◆ **Description of the task**: Show every line of the data below that includes the word "我要报名".

App and web page records:
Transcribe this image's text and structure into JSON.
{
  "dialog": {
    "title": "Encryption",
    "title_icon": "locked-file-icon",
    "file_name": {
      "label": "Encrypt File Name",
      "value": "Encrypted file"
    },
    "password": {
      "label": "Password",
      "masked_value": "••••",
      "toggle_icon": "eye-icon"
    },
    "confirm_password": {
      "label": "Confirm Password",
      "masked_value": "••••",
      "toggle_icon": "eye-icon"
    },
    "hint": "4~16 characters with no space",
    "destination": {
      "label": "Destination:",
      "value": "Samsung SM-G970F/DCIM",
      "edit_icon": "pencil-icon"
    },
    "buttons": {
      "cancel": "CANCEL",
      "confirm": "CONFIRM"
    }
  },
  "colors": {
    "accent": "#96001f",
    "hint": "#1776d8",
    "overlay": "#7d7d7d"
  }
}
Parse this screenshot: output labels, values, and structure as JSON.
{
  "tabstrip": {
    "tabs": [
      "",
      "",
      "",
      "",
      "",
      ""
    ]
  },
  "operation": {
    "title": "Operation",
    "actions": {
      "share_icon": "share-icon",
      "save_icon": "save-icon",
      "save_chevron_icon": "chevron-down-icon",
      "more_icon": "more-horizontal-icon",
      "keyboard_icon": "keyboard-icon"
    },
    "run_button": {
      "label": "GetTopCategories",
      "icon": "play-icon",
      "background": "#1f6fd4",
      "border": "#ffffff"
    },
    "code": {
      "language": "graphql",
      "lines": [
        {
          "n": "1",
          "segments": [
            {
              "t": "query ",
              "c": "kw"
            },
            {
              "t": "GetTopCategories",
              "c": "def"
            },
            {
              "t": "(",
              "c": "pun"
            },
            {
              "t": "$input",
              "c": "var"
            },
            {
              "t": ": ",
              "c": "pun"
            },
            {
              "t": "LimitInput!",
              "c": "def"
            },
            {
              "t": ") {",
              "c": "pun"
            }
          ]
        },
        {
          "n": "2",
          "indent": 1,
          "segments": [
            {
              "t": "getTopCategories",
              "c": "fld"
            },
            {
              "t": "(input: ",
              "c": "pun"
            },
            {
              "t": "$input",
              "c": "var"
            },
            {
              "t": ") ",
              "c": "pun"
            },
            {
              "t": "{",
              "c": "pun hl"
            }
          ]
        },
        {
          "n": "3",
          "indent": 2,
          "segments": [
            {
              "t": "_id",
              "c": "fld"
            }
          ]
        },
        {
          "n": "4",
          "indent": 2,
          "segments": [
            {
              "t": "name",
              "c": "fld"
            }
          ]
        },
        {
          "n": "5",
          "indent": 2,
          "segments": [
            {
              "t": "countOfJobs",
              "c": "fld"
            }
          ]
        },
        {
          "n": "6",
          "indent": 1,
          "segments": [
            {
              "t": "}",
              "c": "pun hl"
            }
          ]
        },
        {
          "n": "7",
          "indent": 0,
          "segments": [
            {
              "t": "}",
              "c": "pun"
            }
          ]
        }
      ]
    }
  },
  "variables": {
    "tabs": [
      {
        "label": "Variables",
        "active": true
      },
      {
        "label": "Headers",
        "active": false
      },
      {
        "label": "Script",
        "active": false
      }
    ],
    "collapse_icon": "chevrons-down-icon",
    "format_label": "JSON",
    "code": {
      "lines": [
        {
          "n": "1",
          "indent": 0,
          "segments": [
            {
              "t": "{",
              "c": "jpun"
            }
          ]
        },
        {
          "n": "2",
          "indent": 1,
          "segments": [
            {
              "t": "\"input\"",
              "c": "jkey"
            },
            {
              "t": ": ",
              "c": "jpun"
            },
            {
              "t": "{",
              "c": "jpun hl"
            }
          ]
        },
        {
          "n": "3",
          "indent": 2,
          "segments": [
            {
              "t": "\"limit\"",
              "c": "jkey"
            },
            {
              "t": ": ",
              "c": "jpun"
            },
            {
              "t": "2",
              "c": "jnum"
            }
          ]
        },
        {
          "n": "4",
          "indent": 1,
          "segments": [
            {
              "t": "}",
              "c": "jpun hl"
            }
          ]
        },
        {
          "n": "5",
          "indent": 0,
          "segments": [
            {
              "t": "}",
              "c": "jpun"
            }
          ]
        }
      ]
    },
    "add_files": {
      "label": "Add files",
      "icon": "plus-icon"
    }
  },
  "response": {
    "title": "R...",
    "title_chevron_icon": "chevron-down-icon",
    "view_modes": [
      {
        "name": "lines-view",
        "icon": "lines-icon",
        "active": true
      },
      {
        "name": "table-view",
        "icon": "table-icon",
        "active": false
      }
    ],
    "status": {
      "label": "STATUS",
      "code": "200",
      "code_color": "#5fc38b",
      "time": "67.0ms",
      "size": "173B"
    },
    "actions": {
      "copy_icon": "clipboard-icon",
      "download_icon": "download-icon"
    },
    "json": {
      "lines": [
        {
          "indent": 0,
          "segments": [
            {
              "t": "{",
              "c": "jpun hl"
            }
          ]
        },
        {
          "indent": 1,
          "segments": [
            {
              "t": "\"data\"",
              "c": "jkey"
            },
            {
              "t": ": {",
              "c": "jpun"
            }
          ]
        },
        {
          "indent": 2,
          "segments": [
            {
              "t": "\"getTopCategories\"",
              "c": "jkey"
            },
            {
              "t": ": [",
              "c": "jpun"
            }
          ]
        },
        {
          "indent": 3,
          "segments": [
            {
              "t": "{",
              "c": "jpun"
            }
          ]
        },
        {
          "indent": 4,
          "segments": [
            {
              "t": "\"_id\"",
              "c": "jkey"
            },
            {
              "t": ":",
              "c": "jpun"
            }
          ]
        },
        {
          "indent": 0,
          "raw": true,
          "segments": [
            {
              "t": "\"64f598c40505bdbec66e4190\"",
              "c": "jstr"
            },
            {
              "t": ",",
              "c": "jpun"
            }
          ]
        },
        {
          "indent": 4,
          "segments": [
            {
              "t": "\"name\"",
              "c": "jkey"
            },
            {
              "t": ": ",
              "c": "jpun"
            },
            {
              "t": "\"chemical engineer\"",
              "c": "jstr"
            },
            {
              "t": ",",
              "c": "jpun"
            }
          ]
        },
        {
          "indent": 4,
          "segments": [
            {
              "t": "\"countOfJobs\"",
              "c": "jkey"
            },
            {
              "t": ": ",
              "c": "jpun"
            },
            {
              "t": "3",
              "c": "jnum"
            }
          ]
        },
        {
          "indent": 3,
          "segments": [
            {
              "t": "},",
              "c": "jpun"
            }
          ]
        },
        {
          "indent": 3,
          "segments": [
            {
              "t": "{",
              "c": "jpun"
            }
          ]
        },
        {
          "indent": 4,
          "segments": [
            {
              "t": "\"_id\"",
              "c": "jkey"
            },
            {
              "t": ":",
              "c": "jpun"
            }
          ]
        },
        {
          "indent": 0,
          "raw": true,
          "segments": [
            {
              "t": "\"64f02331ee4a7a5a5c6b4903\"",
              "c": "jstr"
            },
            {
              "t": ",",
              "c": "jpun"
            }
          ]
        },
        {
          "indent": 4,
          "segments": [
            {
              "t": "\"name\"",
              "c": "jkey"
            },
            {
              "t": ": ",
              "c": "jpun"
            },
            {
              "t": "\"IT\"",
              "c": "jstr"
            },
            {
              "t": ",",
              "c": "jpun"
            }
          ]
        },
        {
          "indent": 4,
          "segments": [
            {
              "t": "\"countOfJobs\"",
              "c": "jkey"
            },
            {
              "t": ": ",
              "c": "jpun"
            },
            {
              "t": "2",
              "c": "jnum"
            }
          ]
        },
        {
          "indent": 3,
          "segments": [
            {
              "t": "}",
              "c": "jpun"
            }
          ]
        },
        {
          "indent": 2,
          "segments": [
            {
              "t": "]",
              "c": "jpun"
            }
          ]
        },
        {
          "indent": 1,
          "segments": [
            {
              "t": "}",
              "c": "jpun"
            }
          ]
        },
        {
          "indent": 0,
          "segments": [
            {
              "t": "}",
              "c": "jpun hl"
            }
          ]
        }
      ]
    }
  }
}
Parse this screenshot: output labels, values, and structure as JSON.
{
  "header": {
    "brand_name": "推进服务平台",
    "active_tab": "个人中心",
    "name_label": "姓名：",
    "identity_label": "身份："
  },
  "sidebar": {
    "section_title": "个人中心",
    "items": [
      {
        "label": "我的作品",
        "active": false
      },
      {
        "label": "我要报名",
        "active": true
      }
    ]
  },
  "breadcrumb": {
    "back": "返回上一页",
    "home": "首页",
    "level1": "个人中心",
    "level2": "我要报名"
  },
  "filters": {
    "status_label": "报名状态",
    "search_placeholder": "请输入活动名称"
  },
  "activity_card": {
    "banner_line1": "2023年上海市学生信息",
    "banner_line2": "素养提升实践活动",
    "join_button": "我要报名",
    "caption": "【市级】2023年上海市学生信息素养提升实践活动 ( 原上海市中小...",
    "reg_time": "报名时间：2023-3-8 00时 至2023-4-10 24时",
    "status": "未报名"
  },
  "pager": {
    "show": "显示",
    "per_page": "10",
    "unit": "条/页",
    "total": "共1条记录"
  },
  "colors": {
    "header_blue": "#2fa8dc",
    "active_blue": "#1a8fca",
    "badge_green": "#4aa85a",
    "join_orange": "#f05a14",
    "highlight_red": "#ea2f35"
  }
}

◆ **Final answer**:
        "label": "我要报名",
    "level2": "我要报名"
    "join_button": "我要报名",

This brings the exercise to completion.